WHAT YOU ARE ASKED TO DO: The records below are to be retyped in full. Keep every word.

GIVEN ENTRIES:
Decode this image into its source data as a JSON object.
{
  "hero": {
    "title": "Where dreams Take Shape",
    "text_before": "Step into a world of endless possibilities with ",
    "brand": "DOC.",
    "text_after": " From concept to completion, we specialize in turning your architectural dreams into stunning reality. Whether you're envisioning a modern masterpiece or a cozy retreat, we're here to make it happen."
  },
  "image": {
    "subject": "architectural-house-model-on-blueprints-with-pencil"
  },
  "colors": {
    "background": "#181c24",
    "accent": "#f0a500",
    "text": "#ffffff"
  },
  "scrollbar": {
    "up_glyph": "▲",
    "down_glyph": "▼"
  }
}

ANSWER TO THE EXERCISE:
Decode this image into its source data as a JSON object.
{
  "hero": {
    "title": "Where dreams Take Shape",
    "text_before": "Step into a world of endless possibilities with ",
    "brand": "DOC.",
    "text_after": " From concept to completion, we specialize in turning your architectural dreams into stunning reality. Whether you're envisioning a modern masterpiece or a cozy retreat, we're here to make it happen."
  },
  "image": {
    "subject": "architectural-house-model-on-blueprints-with-pencil"
  },
  "colors": {
    "background": "#181c24",
    "accent": "#f0a500",
    "text": "#ffffff"
  },
  "scrollbar": {
    "up_glyph": "▲",
    "down_glyph": "▼"
  }
}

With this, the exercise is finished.